[[ PROVIDED ENTRIES, beginning ]]

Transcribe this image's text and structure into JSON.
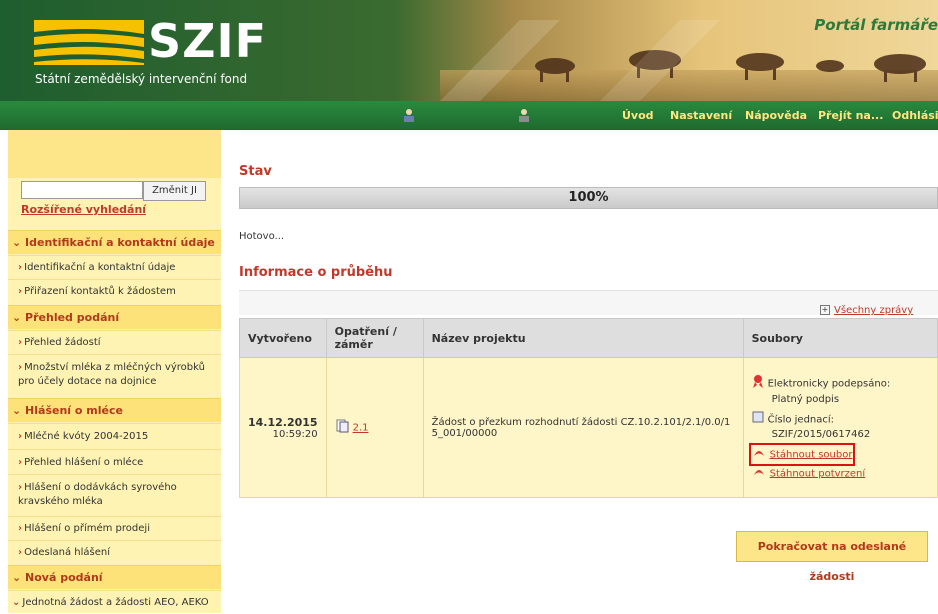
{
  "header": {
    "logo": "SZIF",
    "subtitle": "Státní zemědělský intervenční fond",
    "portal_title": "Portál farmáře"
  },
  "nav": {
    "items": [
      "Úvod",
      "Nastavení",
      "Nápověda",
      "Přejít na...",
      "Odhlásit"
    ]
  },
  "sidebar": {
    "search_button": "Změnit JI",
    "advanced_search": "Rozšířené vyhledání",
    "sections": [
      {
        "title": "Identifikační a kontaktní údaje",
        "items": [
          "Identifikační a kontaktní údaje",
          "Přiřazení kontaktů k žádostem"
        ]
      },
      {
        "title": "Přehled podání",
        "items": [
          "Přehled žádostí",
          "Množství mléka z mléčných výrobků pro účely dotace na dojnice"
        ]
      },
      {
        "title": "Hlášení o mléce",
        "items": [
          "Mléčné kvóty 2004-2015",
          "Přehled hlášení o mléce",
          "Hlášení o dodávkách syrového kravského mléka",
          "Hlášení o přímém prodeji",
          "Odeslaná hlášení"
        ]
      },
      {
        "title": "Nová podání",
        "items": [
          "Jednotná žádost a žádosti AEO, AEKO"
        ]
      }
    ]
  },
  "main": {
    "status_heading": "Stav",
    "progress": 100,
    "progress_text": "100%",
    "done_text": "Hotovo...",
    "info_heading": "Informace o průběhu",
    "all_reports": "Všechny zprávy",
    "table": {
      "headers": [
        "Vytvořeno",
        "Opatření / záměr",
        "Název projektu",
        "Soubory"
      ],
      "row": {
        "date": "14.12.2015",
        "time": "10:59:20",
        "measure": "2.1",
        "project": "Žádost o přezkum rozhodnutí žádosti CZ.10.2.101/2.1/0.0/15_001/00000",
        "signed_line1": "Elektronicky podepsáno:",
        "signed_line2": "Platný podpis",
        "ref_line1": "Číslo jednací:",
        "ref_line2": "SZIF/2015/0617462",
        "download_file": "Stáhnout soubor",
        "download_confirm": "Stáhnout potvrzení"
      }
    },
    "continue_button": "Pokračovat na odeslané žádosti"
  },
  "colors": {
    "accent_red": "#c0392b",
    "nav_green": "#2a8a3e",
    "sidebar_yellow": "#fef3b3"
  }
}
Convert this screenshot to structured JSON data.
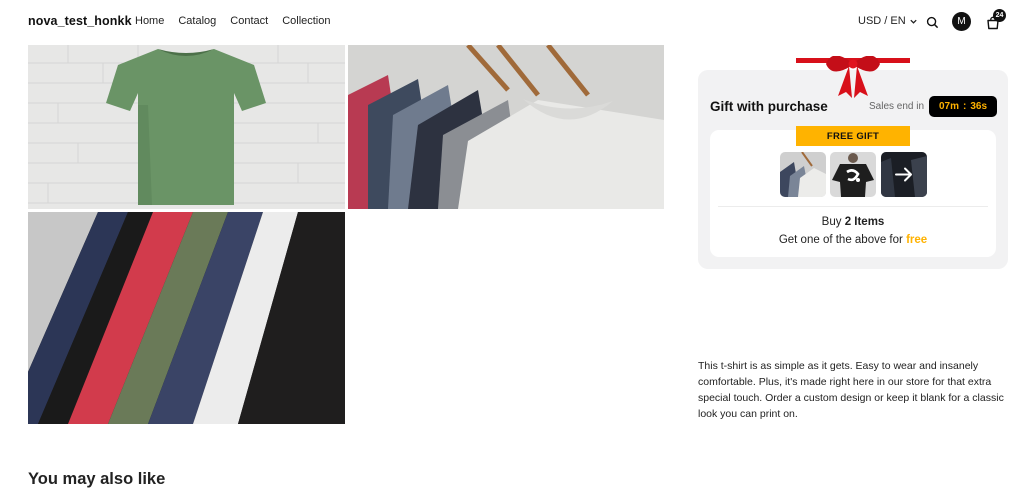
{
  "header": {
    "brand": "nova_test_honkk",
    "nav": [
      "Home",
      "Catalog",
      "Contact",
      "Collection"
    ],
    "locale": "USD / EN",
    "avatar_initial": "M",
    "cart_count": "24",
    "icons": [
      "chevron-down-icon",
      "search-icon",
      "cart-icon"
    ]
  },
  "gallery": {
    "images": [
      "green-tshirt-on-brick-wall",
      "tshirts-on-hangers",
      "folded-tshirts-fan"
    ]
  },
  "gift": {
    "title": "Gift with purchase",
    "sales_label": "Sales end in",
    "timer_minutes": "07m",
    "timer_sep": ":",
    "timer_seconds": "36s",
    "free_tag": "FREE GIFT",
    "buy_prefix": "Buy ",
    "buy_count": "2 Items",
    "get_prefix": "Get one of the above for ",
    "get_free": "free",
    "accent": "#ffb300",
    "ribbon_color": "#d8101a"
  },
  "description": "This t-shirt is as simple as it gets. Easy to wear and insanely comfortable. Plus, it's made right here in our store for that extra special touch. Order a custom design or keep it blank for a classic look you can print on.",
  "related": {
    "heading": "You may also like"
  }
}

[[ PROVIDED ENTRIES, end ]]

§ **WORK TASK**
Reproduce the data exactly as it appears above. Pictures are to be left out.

§ **FINISHED EXERCISE**
Transcribe this image's text and structure into JSON.
{
  "header": {
    "logo": "SZIF",
    "subtitle": "Státní zemědělský intervenční fond",
    "portal_title": "Portál farmáře"
  },
  "nav": {
    "items": [
      "Úvod",
      "Nastavení",
      "Nápověda",
      "Přejít na...",
      "Odhlásit"
    ]
  },
  "sidebar": {
    "search_button": "Změnit JI",
    "advanced_search": "Rozšířené vyhledání",
    "sections": [
      {
        "title": "Identifikační a kontaktní údaje",
        "items": [
          "Identifikační a kontaktní údaje",
          "Přiřazení kontaktů k žádostem"
        ]
      },
      {
        "title": "Přehled podání",
        "items": [
          "Přehled žádostí",
          "Množství mléka z mléčných výrobků pro účely dotace na dojnice"
        ]
      },
      {
        "title": "Hlášení o mléce",
        "items": [
          "Mléčné kvóty 2004-2015",
          "Přehled hlášení o mléce",
          "Hlášení o dodávkách syrového kravského mléka",
          "Hlášení o přímém prodeji",
          "Odeslaná hlášení"
        ]
      },
      {
        "title": "Nová podání",
        "items": [
          "Jednotná žádost a žádosti AEO, AEKO"
        ]
      }
    ]
  },
  "main": {
    "status_heading": "Stav",
    "progress": 100,
    "progress_text": "100%",
    "done_text": "Hotovo...",
    "info_heading": "Informace o průběhu",
    "all_reports": "Všechny zprávy",
    "table": {
      "headers": [
        "Vytvořeno",
        "Opatření / záměr",
        "Název projektu",
        "Soubory"
      ],
      "row": {
        "date": "14.12.2015",
        "time": "10:59:20",
        "measure": "2.1",
        "project": "Žádost o přezkum rozhodnutí žádosti CZ.10.2.101/2.1/0.0/15_001/00000",
        "signed_line1": "Elektronicky podepsáno:",
        "signed_line2": "Platný podpis",
        "ref_line1": "Číslo jednací:",
        "ref_line2": "SZIF/2015/0617462",
        "download_file": "Stáhnout soubor",
        "download_confirm": "Stáhnout potvrzení"
      }
    },
    "continue_button": "Pokračovat na odeslané žádosti"
  },
  "colors": {
    "accent_red": "#c0392b",
    "nav_green": "#2a8a3e",
    "sidebar_yellow": "#fef3b3"
  }
}
Convert this screenshot to structured JSON data.
{
  "header": {
    "brand": "nova_test_honkk",
    "nav": [
      "Home",
      "Catalog",
      "Contact",
      "Collection"
    ],
    "locale": "USD / EN",
    "avatar_initial": "M",
    "cart_count": "24",
    "icons": [
      "chevron-down-icon",
      "search-icon",
      "cart-icon"
    ]
  },
  "gallery": {
    "images": [
      "green-tshirt-on-brick-wall",
      "tshirts-on-hangers",
      "folded-tshirts-fan"
    ]
  },
  "gift": {
    "title": "Gift with purchase",
    "sales_label": "Sales end in",
    "timer_minutes": "07m",
    "timer_sep": ":",
    "timer_seconds": "36s",
    "free_tag": "FREE GIFT",
    "buy_prefix": "Buy ",
    "buy_count": "2 Items",
    "get_prefix": "Get one of the above for ",
    "get_free": "free",
    "accent": "#ffb300",
    "ribbon_color": "#d8101a"
  },
  "description": "This t-shirt is as simple as it gets. Easy to wear and insanely comfortable. Plus, it's made right here in our store for that extra special touch. Order a custom design or keep it blank for a classic look you can print on.",
  "related": {
    "heading": "You may also like"
  }
}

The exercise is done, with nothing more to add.